What is the number of screens? Does it have digital sound?
A combination of live stage productions and movies should work well in this type of facility. A restored theater can revitalize a downtown area just as the restored single screen Chehalis Theater does for downtown Chehalis, Washington (shown on both cinematreasures and cinematour websites).
Remember also that much damage to a building can be done by not addressing pidgeon/bird problems, roof problems, and vagrants. One would hope that you address these immediate problems first and formost, lest the building decay beyond practical repair.
First you should read all over the FAQ at the forums at www.bigscreenbiz.com as that will give you information on theater operation/costs. Then go visit www.mcmenamin.com which is the Pacific Northwest’s most successful (and well-liked) “brew-pub” and dinner/movie operator.

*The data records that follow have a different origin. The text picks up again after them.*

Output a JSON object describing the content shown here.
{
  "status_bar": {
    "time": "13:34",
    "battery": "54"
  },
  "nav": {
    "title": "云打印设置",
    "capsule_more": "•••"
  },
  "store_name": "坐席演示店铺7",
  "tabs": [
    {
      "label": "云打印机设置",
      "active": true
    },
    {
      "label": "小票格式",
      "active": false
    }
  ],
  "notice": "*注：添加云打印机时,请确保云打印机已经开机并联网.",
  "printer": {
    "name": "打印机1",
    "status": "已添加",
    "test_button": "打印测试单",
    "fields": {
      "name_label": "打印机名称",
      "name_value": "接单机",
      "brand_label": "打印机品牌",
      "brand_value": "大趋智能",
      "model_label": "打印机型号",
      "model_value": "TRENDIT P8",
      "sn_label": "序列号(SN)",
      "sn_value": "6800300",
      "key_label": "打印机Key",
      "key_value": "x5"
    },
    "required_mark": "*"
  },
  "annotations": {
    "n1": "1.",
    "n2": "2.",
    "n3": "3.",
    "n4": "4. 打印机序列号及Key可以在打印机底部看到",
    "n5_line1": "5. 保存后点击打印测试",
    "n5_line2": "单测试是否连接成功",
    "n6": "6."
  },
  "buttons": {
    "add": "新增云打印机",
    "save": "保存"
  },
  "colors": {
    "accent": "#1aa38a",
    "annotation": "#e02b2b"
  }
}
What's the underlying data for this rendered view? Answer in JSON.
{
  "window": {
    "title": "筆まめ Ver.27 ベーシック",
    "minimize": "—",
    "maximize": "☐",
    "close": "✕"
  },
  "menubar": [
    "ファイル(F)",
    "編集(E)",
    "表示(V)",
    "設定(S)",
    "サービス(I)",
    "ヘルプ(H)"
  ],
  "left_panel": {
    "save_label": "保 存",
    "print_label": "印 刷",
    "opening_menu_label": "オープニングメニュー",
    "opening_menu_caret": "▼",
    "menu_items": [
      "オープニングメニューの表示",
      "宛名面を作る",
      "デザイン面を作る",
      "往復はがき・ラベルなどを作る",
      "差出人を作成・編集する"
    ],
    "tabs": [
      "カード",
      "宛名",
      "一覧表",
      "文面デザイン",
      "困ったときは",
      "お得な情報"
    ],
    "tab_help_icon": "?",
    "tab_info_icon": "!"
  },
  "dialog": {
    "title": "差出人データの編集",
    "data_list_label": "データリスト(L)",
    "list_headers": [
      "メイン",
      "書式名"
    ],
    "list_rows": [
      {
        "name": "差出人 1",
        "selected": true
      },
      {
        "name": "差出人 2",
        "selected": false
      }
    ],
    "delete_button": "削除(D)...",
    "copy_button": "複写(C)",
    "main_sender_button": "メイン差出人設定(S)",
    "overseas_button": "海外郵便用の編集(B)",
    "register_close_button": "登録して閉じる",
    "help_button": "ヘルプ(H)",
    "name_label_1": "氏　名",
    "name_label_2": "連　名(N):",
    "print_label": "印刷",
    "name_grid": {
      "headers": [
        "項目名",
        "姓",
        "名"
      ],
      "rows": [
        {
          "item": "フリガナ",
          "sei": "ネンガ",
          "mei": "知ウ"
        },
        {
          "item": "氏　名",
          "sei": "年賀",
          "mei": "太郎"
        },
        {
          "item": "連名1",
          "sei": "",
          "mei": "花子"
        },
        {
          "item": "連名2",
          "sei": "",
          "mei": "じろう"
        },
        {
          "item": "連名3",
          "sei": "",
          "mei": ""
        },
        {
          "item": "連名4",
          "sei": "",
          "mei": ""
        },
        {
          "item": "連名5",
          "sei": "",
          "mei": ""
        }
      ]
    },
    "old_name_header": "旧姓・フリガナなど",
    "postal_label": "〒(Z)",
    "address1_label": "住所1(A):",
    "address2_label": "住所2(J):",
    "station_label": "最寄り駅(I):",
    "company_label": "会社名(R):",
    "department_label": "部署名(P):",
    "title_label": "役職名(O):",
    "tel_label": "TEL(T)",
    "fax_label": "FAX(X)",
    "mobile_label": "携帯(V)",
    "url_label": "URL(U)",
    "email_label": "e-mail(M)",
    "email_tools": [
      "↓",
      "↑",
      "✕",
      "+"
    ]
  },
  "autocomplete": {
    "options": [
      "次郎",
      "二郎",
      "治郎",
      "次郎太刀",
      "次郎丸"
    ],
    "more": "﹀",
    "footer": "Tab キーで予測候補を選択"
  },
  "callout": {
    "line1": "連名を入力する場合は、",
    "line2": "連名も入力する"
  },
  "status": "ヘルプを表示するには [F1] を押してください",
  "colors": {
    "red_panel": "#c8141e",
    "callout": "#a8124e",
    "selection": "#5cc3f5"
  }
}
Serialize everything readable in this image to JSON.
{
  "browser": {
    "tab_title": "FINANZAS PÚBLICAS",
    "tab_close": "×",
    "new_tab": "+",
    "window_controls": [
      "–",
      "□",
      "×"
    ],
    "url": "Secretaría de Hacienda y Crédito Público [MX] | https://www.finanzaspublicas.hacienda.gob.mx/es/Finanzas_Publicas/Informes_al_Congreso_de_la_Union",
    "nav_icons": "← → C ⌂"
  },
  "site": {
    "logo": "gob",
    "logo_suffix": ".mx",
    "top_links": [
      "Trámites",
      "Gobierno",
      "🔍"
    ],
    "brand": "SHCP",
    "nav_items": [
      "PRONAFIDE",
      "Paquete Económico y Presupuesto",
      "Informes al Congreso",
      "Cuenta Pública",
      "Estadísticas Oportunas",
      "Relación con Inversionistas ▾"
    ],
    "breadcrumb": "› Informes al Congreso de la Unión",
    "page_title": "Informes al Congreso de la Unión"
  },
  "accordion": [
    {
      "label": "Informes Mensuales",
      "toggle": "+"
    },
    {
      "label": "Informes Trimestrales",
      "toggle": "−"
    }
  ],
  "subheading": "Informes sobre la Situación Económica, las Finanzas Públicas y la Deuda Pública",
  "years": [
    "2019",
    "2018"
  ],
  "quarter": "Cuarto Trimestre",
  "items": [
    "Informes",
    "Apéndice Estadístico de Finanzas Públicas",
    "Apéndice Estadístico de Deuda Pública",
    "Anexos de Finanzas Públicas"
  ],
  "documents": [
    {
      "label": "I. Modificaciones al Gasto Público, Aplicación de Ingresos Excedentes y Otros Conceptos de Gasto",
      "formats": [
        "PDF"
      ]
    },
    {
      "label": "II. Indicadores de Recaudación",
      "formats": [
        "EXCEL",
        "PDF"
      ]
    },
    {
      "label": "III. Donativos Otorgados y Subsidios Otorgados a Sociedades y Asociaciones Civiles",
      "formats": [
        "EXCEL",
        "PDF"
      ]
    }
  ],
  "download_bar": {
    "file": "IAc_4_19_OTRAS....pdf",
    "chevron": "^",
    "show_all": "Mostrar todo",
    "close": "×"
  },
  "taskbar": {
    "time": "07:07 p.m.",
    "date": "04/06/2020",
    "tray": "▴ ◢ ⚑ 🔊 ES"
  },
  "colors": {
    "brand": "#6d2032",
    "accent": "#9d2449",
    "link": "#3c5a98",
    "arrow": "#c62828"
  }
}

It didn’t say the picture area of the screen, just the size of the structure.
The picture size for that size of a drive-in should be 40 feet by 94 feet.
Oh great—-more of the television experience. :rolleyes:
A paid site wouldn’t work for me. I’m dirt poor and just make paying rent on my apartment. I’ve been in the theater industry 30 years and have seen many old, closed, deserted, restored, open theaters. I’ve contributed information on some Washington state theaters and to have to pay to contribute/discuss theaters would lock me out.
That’s odd about Cinematour.com. It is run from film-tech and neither site allows aliases. If you know someone using an alis you should inform the moderators at those sites.
Another example of overbuilding. When will they ever learn?
Yes I have seen one because I installed one of these stupid video projectors in a theater. It sucked bigtime and it looked so phony.
I would never ever pay to see this video crap in a theater. I pay to see a film not a video.
All big screen television. Bring in the beer, pizza, and chips. Let’s watch the football game.
This theater should be rebuilt. It’s needed now more than ever.
Ah yes, Marshalltown——the home of late actress Jean Seberg. I hope the theater project is successfull.
This is terrible news. I know that the owner was fighting with the city over fire sprinklers. The city would rather have a closed business I guess.
The auditoium interior is very similar to the State Theater in Olympia, Washington.